“Peter changed the way I saw computers,” Blum says. “He really pushed me to work with visual art. I mean, I liked art; I collected Rauschenbergs. But I never made those qualitative demands of myself.”
Gabriel also taught Blum to delegate. “He taught me how to realize what your strengths are. Then to surround yourself with really talented people. Rather than just try to dominate the game yourself.”
A different slant

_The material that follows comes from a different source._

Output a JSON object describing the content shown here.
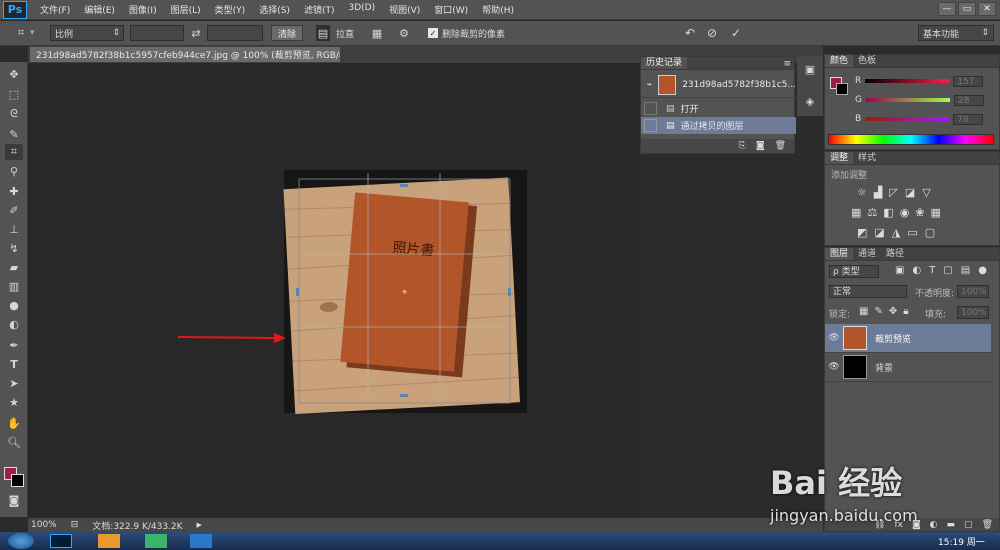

This, says Blum, is the keystone of I-music: maximizing resources within the community. These days, sophisticated Web pages come from students. Most artists – visual and musical – do digital work. And there are many attempts at “MTV on the Net” (from MTV itself to Microsoft’s Music Central to magazine-format sites like Addicted To Noise). Most are reduced to “sampling” from print and each other.
Blum claims I-music will be different. “We’ll offer interactive news and video,” he says. “And we’ll host events like the one tonight. In Seattle, we have great artists in all fields. And most of them have very progressive ideas. All I want to do is facilitate those.”
——- ON VIEW ——-
“Femme & Flora” and “The Extended Moment” can be seen from tomorrow through Sept. 30 at the Metropolis Gallery, 105 1/2 University St. Open noon to 5 p.m. Tuesday through Saturday. Roderick Romero will read from and sign copies of his book at 6 p.m. Sept. 16. The public’s “private view” is also tonight, starting at 6 p.m. at the Speakeasy Internet Cafe, 2304 Second Ave. The virtual private view starts at the same time, on http://imusic.com; it will remain in place through Dec. 1.